As I age, my references age with me. When I was growing up, people said, “Everyone remembers where they were when they heard John F. Kennedy was assassinated.” But I am 57 and have no remembrance of that day. My kids don’t connect with reference to Dudley Moore movies, Lulu singing “To Sir with Love” or I Love Lucy episodes. I try to consider this when I write a blog post. In that context, this article made me laugh out loud. (and yes, sometimes, a reference is just so perfect, you just have to include it).
If Peter Hessler wrote it, I will read it. This piece is about so much more than working with his Chinese censor. It is an insight into a country which can be a challenge for a westerner to understand. China is not yet on my list. But who knows?
Lastly, I never read Stephen King. But this short story hit it out of the park for me.
Now, to catch you up on what’s going on here. We have avoided Austin for the last two weeks while the South by Southwest (SXSW) conference and music festival overran the city – and more specifically the tattoo’d and heavily pierced attendees (all of whom apparently came by bus because no way could they pass thru a metal detector).
This most recent weekend, we visited San Antonio. The weekend prior, we explored Texas Hill Country. I’ve learned a bunch; about myself, Texas, travel, you name it. In no special order:
- I know nothing about the United States in spite of visiting all 50 states and living here most of my life.
- Texas is not the dismal dust bowl I imagined. Texas is awesome.
- In 1848, a mass migration occurred from Germany to Fredericksburg and the surrounding hill country. Here, to this day, the German influence is everywhere from restaurants to Rieslings. Who knew?
- Biking the mission trail south of San Antonio might be the funnest thing you will ever do in your life.
- The Salt Lick has the best turkey barbecue in the world. We confirmed this…. Twice.
- LBJ is the first president I remember. And he was a pretty interesting guy.
- Texas has a thriving wine industry. I read (can this be possible???) that it is the only place in the world where every single type of wine grape grows.
- Davy Crockett died at the Alamo (I learned this, then forgot it). My favorite quote “You can all go to hell. I’m going to Texas”. I bet he is rethinking this quote.
- Texas is the only sovereign nation to then become a US state.
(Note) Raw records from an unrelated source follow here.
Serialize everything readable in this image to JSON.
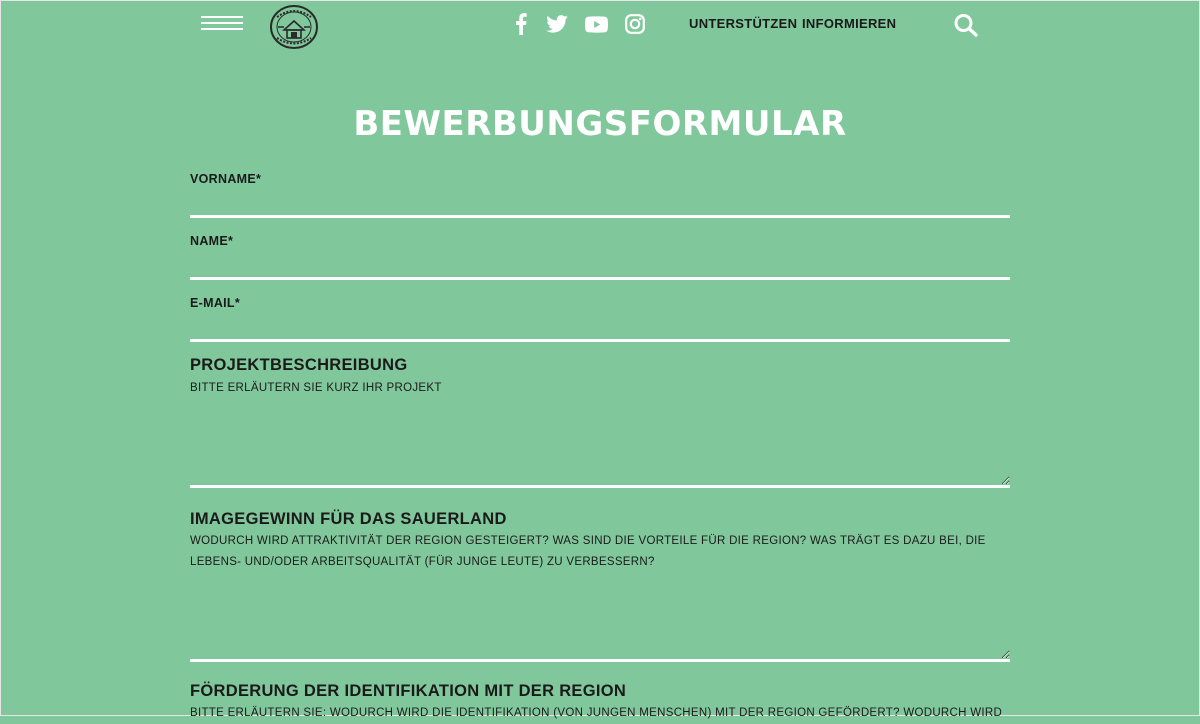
{
  "header": {
    "logo_alt": "Logo",
    "social": [
      {
        "icon": "facebook-icon"
      },
      {
        "icon": "twitter-icon"
      },
      {
        "icon": "youtube-icon"
      },
      {
        "icon": "instagram-icon"
      }
    ],
    "nav": {
      "support_label": "UNTERSTÜTZEN",
      "inform_label": "INFORMIEREN"
    }
  },
  "page": {
    "title": "BEWERBUNGSFORMULAR"
  },
  "form": {
    "firstname": {
      "label": "VORNAME*",
      "value": ""
    },
    "name": {
      "label": "NAME*",
      "value": ""
    },
    "email": {
      "label": "E-MAIL*",
      "value": ""
    },
    "project": {
      "heading": "PROJEKTBESCHREIBUNG",
      "hint": "BITTE ERLÄUTERN SIE KURZ IHR PROJEKT",
      "value": ""
    },
    "image": {
      "heading": "IMAGEGEWINN FÜR DAS SAUERLAND",
      "hint": "WODURCH WIRD ATTRAKTIVITÄT DER REGION GESTEIGERT? WAS SIND DIE VORTEILE FÜR DIE REGION? WAS TRÄGT ES DAZU BEI, DIE LEBENS- UND/ODER ARBEITSQUALITÄT (FÜR JUNGE LEUTE) ZU VERBESSERN?",
      "value": ""
    },
    "identification": {
      "heading": "FÖRDERUNG DER IDENTIFIKATION MIT DER REGION",
      "hint": "BITTE ERLÄUTERN SIE: WODURCH WIRD DIE IDENTIFIKATION (VON JUNGEN MENSCHEN) MIT DER REGION GEFÖRDERT? WODURCH WIRD"
    }
  },
  "colors": {
    "background": "#80c89b",
    "text": "#1a1a1a",
    "accent": "#ffffff"
  }
}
- A month is going to be too little time to live in a place we enjoy.
- Retirement is going to be awesome.
We have tons of pictures to process, research to complete and stories to write. I’ll get on that.
Categories: The United States